In his paper “A theory of motivation”, Abraham Maslow outlined the famous “Hierarchy of Needs” model. He explained that individuals are driven to pursue various things in life. However, only when basic needs are met can one begin to focus on higher pursuits. The climax of one’s journey is “Self Actualisation” – the most satisfying and fulfilling state of human existence. At that stage one recognizes their purpose, their meaning, their inner-calling and their true identity.

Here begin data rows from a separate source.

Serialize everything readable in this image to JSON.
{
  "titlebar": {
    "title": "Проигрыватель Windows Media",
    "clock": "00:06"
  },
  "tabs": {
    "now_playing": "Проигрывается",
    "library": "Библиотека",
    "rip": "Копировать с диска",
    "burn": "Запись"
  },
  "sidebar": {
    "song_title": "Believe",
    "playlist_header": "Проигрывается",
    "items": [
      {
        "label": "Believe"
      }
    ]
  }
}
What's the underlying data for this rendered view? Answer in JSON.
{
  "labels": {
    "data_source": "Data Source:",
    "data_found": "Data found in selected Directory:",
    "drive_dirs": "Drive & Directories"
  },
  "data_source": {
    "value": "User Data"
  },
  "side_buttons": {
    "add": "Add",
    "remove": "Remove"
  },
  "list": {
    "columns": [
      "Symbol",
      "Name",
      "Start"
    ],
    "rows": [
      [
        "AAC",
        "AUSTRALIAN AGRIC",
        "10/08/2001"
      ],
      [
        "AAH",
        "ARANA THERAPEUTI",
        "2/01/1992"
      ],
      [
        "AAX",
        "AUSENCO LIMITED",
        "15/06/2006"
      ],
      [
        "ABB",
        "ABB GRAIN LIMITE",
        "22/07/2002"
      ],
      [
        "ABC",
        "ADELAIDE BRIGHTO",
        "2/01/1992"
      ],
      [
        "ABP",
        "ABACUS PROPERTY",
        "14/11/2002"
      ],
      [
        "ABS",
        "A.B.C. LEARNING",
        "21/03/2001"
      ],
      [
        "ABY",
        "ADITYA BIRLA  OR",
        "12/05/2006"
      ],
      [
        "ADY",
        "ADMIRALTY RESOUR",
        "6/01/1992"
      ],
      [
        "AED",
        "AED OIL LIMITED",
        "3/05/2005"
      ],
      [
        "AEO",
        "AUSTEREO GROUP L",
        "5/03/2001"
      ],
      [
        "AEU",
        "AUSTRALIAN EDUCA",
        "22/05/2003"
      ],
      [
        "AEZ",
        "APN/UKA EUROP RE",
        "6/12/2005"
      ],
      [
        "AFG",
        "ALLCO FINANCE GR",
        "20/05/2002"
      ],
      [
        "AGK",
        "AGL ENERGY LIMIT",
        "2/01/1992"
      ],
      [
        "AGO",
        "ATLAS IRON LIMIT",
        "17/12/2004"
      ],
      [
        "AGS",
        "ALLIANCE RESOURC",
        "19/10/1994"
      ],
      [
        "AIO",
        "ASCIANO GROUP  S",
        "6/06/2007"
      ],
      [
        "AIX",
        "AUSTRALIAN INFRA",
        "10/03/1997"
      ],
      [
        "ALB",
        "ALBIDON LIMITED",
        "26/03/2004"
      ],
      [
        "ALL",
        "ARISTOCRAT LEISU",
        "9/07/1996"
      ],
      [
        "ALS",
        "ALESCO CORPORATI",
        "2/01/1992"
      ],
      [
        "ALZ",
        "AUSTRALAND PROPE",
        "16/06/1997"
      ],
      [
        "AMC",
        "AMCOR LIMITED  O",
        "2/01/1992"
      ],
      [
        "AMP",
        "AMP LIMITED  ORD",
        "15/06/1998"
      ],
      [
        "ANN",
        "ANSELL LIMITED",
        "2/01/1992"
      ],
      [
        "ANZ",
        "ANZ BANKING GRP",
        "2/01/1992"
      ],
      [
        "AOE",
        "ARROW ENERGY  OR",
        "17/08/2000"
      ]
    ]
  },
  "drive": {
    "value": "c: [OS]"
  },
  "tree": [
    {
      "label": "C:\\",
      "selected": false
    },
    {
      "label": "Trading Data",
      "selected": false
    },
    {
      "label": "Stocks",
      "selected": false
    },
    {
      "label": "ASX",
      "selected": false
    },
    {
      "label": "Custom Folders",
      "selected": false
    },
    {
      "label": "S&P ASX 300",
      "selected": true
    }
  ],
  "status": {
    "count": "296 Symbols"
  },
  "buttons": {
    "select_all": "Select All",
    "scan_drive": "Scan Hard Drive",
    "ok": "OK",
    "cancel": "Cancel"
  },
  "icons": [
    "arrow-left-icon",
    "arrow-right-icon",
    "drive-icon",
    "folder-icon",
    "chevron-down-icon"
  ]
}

The “Hierarchy of Needs” starts with the most basic necessities of human existence. We require food, clothing and shelter for our survival, and until we have them it’s difficult to contemplate anything else. Once we have acquired those items, the next stage is to strive for security and safety in that position. Thereafter, the individual pursues emotional fulfilment through relationships, family, community and a meaningful bond with other people. They seek to share their life experiences with others. Beyond that, one focuses on boosting their esteem through achievements, distinction and recognition in their social circle. After someone realises these four objectives, Maslow posited the final goal to be “self actualization.” At this stage, the individual aims to discover the true meaning of life. They dig a little deeper, and search out the more profound meaning behind their existence. According to Maslow only 2% of the world’s population get anywhere near this stage.
In the Bhagavad-gita, Krishna explains that “out of many thousands of people, one may endeavour for spiritual perfection, and out of those who have attained such perfection, only a rare few actually reawaken their personal connection with the Supreme Truth.” We look for happiness on many levels; through our bodily faculties, through emotional comfort and through intelligence and ego. Maslow’s first four levels deal with these external coverings. However, all such attempts at happiness do not touch the essence of our being. Beyond the body, the mind, and the intelligence, is the spirit soul. Thus, only spiritual food can really satisfy us. To understand this and realign our daily priorities accordingly is real self-actualisation.